(Stored items)

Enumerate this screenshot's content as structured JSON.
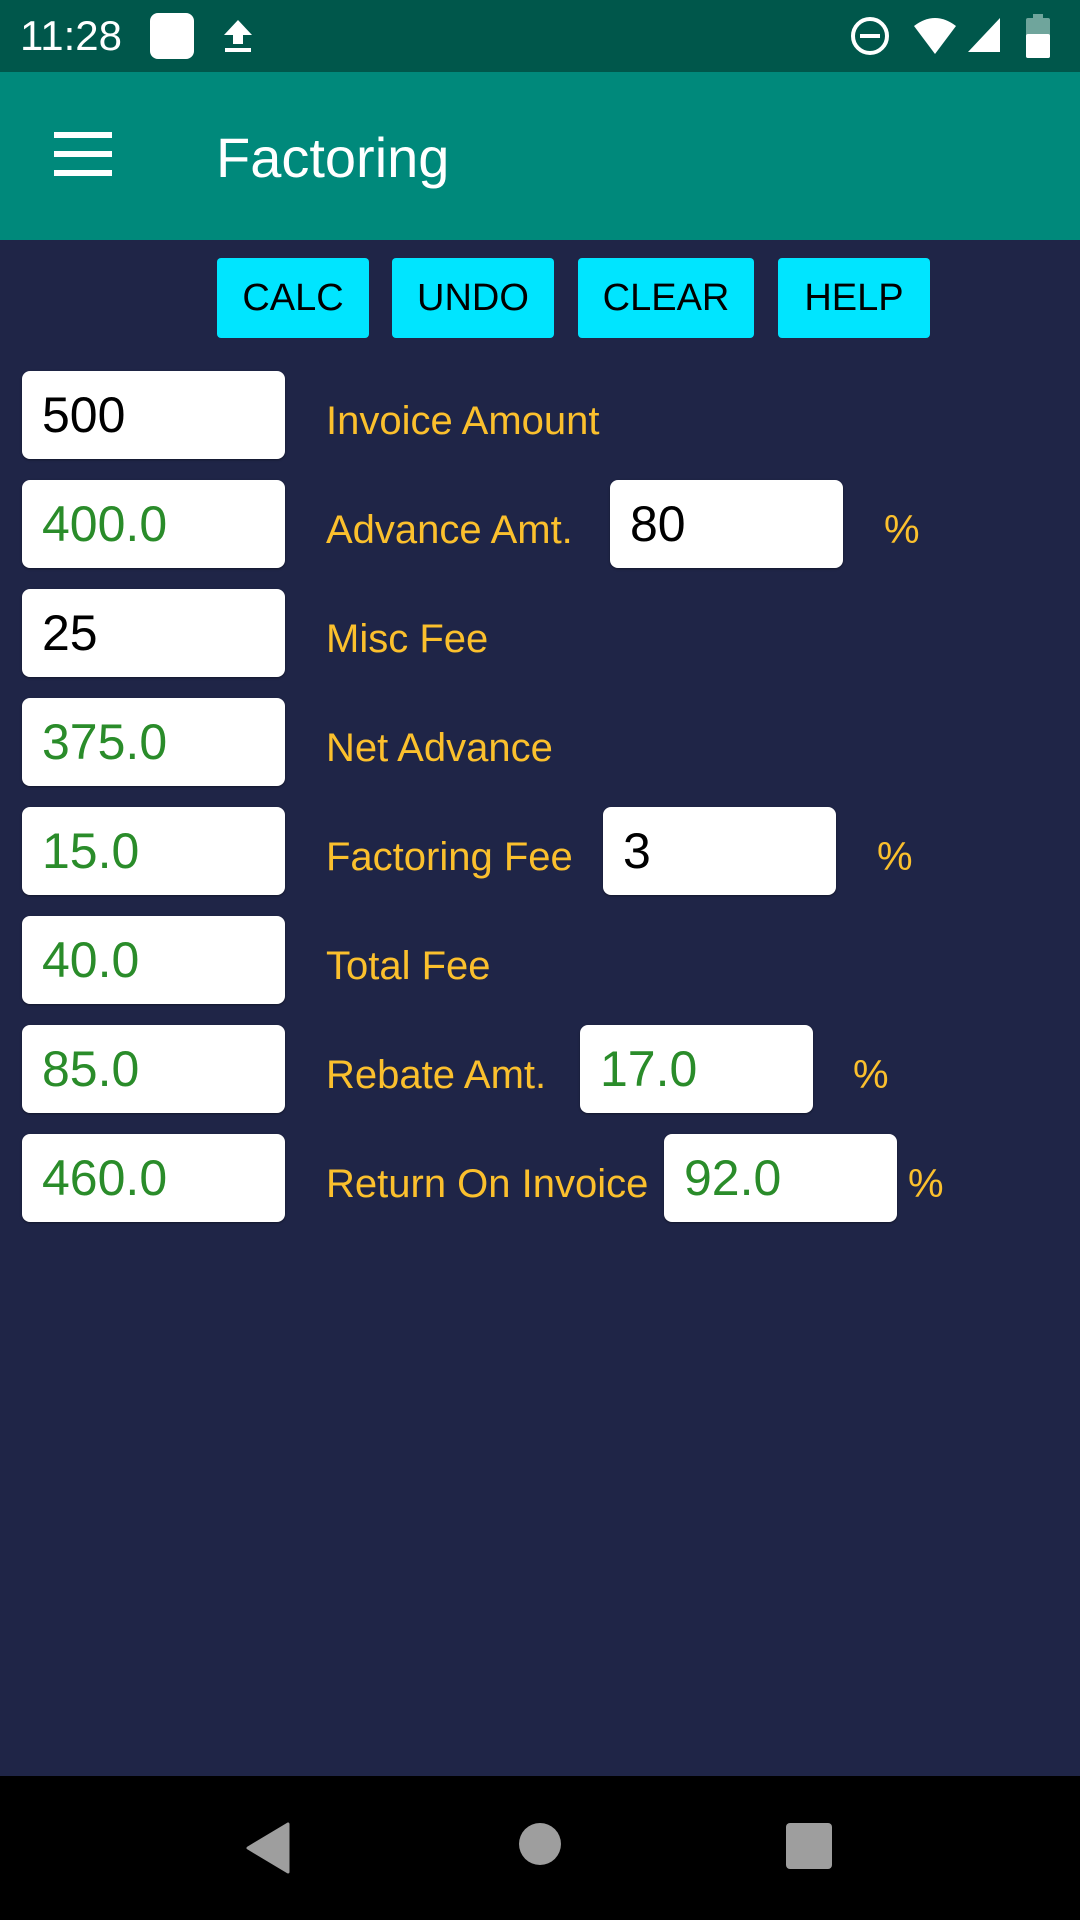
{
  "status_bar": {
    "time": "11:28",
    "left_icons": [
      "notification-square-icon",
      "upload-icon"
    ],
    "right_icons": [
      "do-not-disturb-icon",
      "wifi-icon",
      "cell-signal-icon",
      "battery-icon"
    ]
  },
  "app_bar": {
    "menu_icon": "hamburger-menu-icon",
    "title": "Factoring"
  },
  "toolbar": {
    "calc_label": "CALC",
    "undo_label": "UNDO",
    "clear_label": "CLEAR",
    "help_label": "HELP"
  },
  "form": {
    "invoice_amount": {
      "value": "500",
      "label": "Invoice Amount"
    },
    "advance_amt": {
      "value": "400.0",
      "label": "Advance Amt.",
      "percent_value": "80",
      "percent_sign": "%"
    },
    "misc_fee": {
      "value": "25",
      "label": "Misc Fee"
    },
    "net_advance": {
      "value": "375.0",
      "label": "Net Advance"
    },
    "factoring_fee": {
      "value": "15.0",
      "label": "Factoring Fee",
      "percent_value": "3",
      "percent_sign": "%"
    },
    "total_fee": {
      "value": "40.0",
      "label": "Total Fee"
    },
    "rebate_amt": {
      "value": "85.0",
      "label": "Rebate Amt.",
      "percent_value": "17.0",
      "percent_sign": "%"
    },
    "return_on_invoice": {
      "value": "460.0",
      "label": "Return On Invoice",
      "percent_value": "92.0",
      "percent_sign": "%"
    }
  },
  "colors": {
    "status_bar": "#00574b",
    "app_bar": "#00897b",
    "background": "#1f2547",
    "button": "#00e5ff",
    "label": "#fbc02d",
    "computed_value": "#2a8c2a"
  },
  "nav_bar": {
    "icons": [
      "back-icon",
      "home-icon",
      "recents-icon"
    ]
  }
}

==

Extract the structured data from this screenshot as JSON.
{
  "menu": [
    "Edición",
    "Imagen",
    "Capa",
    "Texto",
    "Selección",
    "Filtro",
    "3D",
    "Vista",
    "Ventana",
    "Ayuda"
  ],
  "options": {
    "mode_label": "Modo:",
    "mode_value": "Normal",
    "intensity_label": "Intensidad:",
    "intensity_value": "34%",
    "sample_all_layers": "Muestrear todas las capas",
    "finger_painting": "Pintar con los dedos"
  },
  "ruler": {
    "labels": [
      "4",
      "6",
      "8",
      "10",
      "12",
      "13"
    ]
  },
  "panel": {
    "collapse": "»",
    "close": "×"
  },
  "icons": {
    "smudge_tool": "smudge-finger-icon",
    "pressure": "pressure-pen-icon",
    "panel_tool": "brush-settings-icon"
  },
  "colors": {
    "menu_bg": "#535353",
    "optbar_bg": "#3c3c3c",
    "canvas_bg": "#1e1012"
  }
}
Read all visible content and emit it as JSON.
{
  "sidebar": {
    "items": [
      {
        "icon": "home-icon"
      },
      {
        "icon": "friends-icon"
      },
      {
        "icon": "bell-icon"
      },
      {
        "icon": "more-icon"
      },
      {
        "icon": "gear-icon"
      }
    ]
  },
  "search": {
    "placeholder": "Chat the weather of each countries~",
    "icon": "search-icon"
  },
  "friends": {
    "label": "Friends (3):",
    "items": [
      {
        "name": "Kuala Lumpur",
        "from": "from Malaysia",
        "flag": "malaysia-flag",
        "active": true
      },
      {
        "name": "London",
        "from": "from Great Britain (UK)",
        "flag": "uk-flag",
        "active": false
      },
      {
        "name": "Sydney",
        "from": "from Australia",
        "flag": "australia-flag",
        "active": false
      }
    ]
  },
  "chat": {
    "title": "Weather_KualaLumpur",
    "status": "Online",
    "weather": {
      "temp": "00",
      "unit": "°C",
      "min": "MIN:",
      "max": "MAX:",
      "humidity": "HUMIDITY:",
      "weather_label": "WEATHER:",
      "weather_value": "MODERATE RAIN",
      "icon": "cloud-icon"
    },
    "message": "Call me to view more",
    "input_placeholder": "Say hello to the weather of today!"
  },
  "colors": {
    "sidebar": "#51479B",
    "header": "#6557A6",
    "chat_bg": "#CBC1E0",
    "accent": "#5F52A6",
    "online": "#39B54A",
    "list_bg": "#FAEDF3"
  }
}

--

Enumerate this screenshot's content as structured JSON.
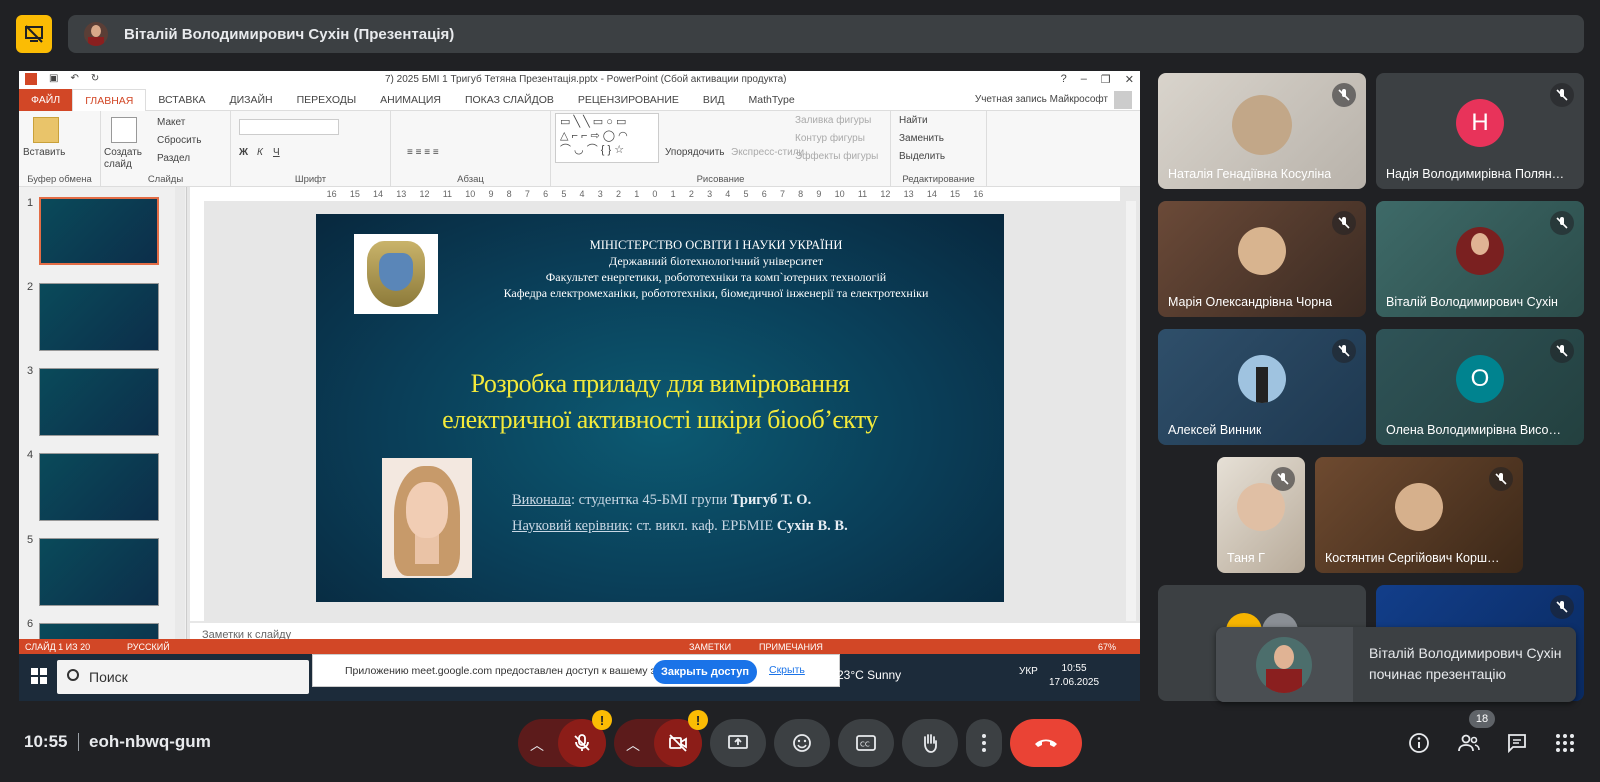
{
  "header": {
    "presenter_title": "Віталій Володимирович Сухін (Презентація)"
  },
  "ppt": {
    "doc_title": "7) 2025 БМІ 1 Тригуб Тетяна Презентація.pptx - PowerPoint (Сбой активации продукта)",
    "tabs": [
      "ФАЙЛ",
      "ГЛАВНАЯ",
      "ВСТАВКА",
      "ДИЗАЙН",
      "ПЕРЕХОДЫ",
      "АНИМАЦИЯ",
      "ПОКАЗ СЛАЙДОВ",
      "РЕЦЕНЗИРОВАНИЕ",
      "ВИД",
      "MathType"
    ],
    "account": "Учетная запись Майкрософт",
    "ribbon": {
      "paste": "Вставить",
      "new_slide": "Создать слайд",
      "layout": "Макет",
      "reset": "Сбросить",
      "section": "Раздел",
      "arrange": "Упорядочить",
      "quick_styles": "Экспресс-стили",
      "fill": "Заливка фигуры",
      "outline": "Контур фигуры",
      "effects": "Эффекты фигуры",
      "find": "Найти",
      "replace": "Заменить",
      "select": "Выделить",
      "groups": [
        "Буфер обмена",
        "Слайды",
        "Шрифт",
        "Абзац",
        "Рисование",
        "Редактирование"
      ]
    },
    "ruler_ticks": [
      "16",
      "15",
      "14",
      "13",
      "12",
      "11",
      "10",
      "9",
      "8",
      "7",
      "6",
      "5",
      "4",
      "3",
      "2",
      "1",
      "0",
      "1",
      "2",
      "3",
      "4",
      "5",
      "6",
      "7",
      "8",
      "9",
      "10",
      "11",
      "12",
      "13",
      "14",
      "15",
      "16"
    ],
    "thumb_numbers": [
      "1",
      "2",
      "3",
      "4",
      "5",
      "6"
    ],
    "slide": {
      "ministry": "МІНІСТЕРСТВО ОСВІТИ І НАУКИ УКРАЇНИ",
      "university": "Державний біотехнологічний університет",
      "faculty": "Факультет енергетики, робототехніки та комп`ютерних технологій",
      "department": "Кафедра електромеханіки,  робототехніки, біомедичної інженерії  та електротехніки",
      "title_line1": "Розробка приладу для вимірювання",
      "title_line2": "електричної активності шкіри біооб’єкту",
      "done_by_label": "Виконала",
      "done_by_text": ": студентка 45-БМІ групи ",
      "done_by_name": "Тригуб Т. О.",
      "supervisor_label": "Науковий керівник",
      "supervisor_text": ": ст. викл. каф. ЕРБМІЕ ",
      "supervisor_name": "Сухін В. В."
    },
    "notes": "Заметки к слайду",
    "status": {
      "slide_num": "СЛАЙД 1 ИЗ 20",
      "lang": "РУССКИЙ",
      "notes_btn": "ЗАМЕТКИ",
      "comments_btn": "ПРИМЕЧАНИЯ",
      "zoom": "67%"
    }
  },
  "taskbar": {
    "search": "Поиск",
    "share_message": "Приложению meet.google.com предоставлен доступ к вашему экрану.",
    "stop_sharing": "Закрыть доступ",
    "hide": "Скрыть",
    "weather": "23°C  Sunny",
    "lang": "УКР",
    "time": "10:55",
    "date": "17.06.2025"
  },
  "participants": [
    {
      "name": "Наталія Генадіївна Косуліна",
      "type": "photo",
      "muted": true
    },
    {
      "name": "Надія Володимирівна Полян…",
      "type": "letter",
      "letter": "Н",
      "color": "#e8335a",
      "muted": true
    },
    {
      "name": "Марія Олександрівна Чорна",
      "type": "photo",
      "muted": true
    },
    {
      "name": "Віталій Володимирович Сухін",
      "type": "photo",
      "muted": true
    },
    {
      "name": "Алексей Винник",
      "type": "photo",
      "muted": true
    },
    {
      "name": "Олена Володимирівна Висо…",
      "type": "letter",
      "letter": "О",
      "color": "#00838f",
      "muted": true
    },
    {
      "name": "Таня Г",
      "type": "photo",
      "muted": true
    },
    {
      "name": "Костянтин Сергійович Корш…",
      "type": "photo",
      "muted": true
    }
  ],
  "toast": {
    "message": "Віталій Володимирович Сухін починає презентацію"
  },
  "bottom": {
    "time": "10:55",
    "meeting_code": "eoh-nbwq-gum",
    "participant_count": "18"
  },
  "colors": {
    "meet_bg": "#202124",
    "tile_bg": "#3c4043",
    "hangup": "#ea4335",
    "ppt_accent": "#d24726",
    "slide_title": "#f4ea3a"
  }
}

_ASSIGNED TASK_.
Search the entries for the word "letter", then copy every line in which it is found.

_RESPONSE_.
      "type": "letter",
      "letter": "Н",
      "type": "letter",
      "letter": "О",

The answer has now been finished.